It’s Not a Tax
For years, there has been an ongoing dispute between broadcast radio and recording artists about whether or not broadcasters should be required to compensate recording artists for the use of their music. Under the current law, digital radio, satellite radio, and cable radio are all required to pay royalties in order to play music, yet regular, terrestrial broadcast companies are exempt from paying for the music they play. The proposed amendment – which has also been endorsed by the Obama Administration – would change the language of the legislation to require terrestrial broadcast stations to also pay royalties for their music. On Thursday, April 1 the Department of Commerce reiterated its support of the proposed amendment to the Performance Rights Act, calling it a “matter of fundamental fairness.” Naturally, the broadcast industry is up in arms.

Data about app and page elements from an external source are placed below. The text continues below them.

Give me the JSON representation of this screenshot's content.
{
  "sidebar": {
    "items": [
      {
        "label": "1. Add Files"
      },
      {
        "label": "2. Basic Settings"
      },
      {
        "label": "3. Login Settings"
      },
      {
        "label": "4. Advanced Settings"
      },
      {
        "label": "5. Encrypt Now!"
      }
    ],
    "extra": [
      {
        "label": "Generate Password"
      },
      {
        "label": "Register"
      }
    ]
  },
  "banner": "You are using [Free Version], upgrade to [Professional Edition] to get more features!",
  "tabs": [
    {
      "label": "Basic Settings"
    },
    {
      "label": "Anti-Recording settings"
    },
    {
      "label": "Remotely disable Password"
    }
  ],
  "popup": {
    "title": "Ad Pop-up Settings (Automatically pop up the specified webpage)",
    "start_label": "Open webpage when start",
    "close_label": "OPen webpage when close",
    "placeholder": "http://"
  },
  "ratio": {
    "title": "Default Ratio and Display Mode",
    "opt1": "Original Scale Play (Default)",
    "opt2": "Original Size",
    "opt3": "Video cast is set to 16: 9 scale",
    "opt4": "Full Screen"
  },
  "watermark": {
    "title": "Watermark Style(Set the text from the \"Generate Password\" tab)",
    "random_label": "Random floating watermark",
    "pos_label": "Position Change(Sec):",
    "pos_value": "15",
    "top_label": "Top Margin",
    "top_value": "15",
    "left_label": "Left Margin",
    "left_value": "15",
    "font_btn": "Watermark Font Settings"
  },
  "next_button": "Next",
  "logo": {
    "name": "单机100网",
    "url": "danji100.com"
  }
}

Broadcast stations are calling the new payment a “tax”, which is an incorrect use of the term. A “tax” is an involuntary payment to government, while what the legislation proposes is really “royalties”. Grover Norquist of Americans for Tax Reform and Kelsey Zahourek of the Property Rights Alliance, in an op-ed in Roll Call on Friday, explained the difference between the two methods of payment.
Music is a form of property and deserves protection just like literature, patents, and private real estate. Currently, terrestrial broadcast radio is allowed to play music free of charge, meaning musicians and recording studios receive no compensation for their work. Every other form of radio broadcasting is required to pay musicians for the rights to broadcast their music, and terrestrial radio should be no different.